#### DIRECTIONS FOR THIS TASK
Only the lines containing "JSON" belong in the answer; find them in the material below.

....

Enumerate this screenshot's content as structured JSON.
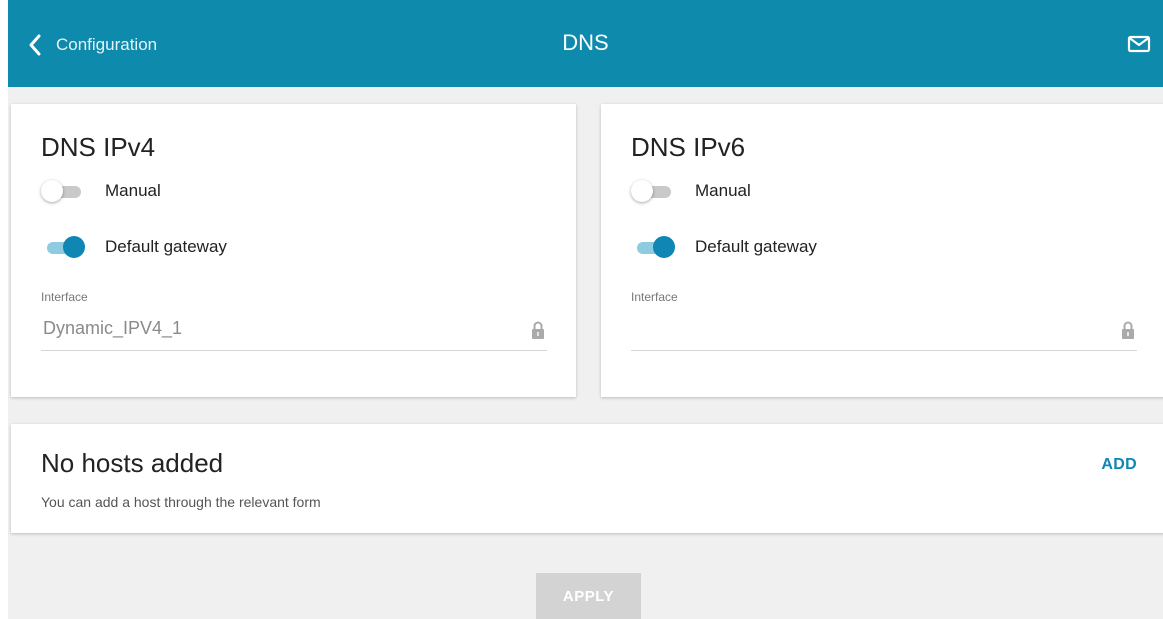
{
  "header": {
    "back_label": "Configuration",
    "title": "DNS"
  },
  "dns_ipv4": {
    "title": "DNS IPv4",
    "manual_label": "Manual",
    "manual_enabled": false,
    "default_gateway_label": "Default gateway",
    "default_gateway_enabled": true,
    "interface_label": "Interface",
    "interface_value": "Dynamic_IPV4_1"
  },
  "dns_ipv6": {
    "title": "DNS IPv6",
    "manual_label": "Manual",
    "manual_enabled": false,
    "default_gateway_label": "Default gateway",
    "default_gateway_enabled": true,
    "interface_label": "Interface",
    "interface_value": ""
  },
  "hosts": {
    "title": "No hosts added",
    "subtitle": "You can add a host through the relevant form",
    "add_label": "ADD"
  },
  "apply_label": "APPLY",
  "icons": {
    "back": "chevron-left-icon",
    "mail": "envelope-icon",
    "lock": "lock-icon"
  },
  "colors": {
    "header_bg": "#0e8aac",
    "accent": "#0f86b4",
    "toggle_track_on": "#8ccbe0",
    "apply_disabled": "#d3d3d3"
  }
}
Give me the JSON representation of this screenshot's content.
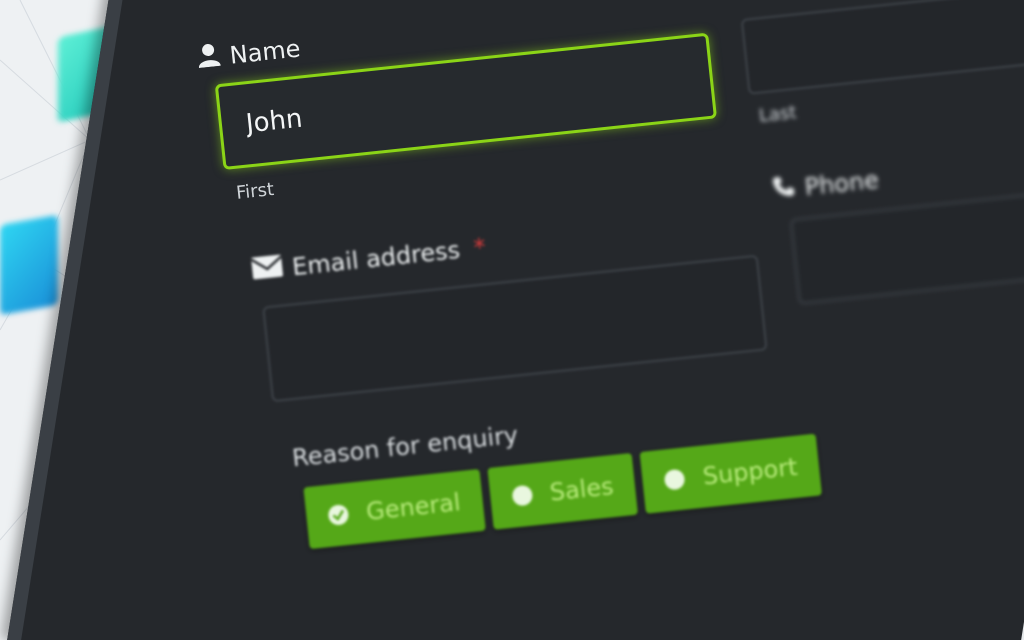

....

#### SOLUTION TO THIS PROBLEM
Enumerate this screenshot's content as structured JSON.
Give me the JSON representation of this screenshot's content.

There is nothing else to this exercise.